• TASK OBJECTIVE
Count the lines below that contain the word "Please" and give only the number.

[Data excerpts]
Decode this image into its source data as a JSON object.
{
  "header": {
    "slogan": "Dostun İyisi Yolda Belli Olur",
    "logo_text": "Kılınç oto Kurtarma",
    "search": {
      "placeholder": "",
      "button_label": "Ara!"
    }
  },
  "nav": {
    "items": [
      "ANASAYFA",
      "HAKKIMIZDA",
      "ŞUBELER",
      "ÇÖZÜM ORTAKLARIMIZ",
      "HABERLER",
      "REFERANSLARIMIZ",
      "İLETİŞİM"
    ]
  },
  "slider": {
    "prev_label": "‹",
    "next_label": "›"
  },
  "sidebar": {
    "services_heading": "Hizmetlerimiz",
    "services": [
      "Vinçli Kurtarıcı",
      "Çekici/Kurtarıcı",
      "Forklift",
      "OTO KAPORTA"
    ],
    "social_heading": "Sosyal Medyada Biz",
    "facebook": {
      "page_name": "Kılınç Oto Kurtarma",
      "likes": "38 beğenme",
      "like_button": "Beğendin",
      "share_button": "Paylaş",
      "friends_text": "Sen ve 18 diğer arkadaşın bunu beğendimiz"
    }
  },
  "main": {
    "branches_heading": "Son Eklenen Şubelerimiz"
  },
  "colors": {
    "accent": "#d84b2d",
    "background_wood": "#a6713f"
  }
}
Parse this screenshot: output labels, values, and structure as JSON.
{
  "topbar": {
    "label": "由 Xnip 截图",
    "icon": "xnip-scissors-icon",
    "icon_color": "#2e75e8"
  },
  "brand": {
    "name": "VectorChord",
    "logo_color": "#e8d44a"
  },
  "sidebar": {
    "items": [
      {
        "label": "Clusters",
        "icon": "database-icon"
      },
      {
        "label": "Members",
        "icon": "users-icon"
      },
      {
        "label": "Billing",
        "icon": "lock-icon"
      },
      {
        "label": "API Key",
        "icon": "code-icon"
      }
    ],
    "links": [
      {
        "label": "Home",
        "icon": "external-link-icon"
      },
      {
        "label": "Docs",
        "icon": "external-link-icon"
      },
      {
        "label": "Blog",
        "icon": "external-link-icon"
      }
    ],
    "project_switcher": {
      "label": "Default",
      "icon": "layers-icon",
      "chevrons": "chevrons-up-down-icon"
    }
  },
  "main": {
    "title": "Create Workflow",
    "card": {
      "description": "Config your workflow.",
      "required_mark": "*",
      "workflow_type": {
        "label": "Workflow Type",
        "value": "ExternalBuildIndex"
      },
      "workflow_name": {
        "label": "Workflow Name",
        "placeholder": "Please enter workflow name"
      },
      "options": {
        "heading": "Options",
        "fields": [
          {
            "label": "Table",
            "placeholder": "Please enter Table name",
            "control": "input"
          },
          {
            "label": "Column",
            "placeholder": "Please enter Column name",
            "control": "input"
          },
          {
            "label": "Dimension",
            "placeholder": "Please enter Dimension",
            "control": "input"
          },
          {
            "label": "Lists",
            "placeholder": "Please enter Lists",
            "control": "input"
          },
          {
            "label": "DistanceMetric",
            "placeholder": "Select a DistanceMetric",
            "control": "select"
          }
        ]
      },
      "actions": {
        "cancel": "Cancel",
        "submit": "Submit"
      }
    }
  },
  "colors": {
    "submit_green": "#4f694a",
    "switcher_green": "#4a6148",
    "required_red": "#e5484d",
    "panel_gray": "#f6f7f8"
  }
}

• SOLVED PROBLEM
5